In lifting ban, he rejects ‘false choice’ between the two
WASHINGTON – From tiny embryonic cells to the large-scale physics of global warming, President Barack Obama urged researchers Monday to follow science and not ideology as he abolished contentious Bush-era restraints on stem-cell research.
“Our government has forced what I believe is a false choice between sound science and moral values,” Obama said as he signed documents changing U.S. science policy and removing what some researchers have said were shackles on their work. “It is about ensuring that scientific data is never distorted or concealed to serve a political agenda – and that we make scientific decisions based on facts, not ideology.”
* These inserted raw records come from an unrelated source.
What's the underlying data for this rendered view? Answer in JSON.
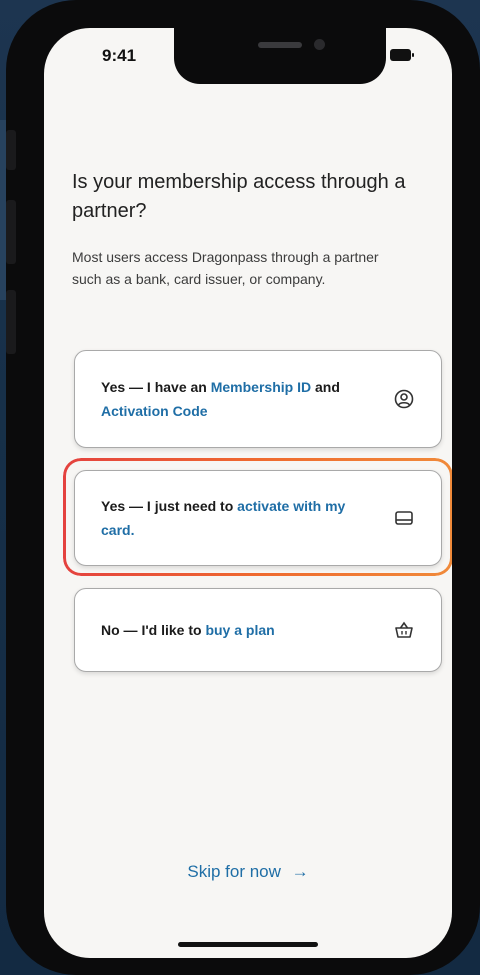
{
  "status_bar": {
    "time": "9:41"
  },
  "question": {
    "title": "Is your membership access through a partner?",
    "subtitle": "Most users access Dragonpass through a partner such as a bank, card issuer, or company."
  },
  "options": [
    {
      "prefix": "Yes — I have an ",
      "link1": "Membership ID",
      "middle": " and ",
      "link2": "Activation Code",
      "icon": "user-circle-icon"
    },
    {
      "prefix": "Yes — I just need to ",
      "link1": "activate with my card.",
      "icon": "card-icon",
      "highlighted": true
    },
    {
      "prefix": "No — I'd like to ",
      "link1": "buy a plan",
      "icon": "basket-icon"
    }
  ],
  "skip": {
    "label": "Skip for now",
    "arrow": "→"
  },
  "colors": {
    "accent": "#1f6ea6",
    "highlight": "#ec5a37",
    "background": "#f7f6f4"
  }
}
The most immediate effect will allow federally funded researchers to use hundreds of new embryonic stem cell lines for promising, but still long-range, research in hopes of creating better treatments, possibly even cures, for conditions ranging from diabetes to paralysis. Until now, those researchers had to limit themselves to just 21 stem cell lines created before August 2001, when President George W. Bush limited funding because of “fundamental questions about the beginnings of life and the ends of science.”
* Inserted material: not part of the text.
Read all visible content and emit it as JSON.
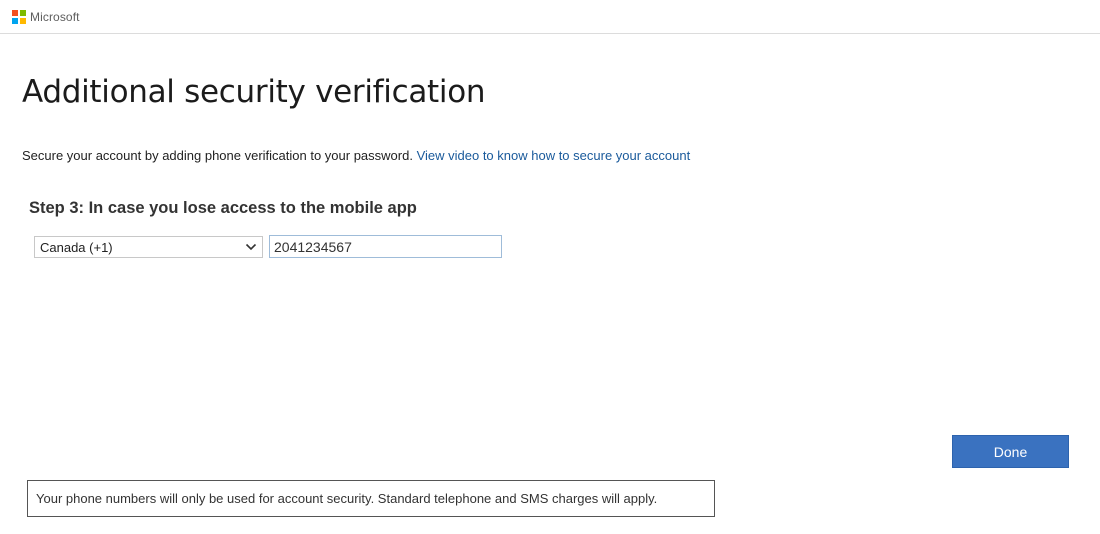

Obama’s executive order marks the third time in his young administration that he has reversed Bush-era policies at the intersection of public-health goals and ethical questions about the nature of human life. The president previously lifted the prohibition on U.S. funding for international groups that perform abortions and proposed rescinding job protections for health care workers who decline to carry out procedures that conflict with their moral beliefs.
In signing the order and a second memo designed to wall off scientific research from political influences, Obama said a majority of Americans support lifting the federal funding ban, which would allow researchers to begin using hundreds of already-created embryonic stem cell lines for work on cures for cancer, heart disease, Parkinson’s and other illnesses.
The president, speaking to an exuberant crowd gathered in the East Room of the White House, cast the decision as a clear departure from the Bush administration, often accused of using selective scientific findings to support its ideological views on climate change, health care decisions, and other issues. Obama said that “promoting science isn’t just about providing resources – it’s also about protecting free and open inquiry.
“It’s about letting scientists like those who are here today do their jobs free from manipulation or coercion, and listening to what they tell us, even when it’s inconvenient – especially when it’s inconvenient,” Obama said to applause.
Embryonic stem cells are particularly valuable to researchers because they can develop into any type of cell in the body. But many social conservatives oppose using the cells for research because they are extracted from days-old human embryos, a practice that, while already permitted in private fertility clinics and research centers, will now be eligible for billions of dollars in federal funding.
In 2001, Bush limited federal funding for embryonic stem cell research to the 21 stem cell lines in existence at the time. Although he acknowledged the research value, Bush said that “extracting the stem cell destroys the embryo, and thus destroys its potential for life.”
“Like a snowflake, each of these embryos is unique with the unique genetic potential of an individual human being,” Bush said in a nationally televised speech.
Anti-abortion groups and some conservative Republican lawmakers denounced Obama’s order on ethical and practical grounds.
Scientific advances have helped transform regular adult cells into ones that resemble embryonic stem cells, and Obama said those initiatives would be supported by his administration.
Rep. Eric Cantor (Va.), the House Republican whip, said in a statement that “today’s action is about forcing taxpayers to fund ethically troublesome – and unproven – research that destroys life.”
“Nearly every American supports continued stem cell research, and Republicans laud the miraculous innovations made in ethical and sensible adult stem cell research,” he said.
“Unfortunately, today the administration wasted an opportunity to unite our country around these ethically and scientifically sound innovations by allowing the use of taxpayer money for embryo-destructive stem cell research, which millions of Americans find morally reprehensible.”
The Washington Post and the Associated Press contributed to this report.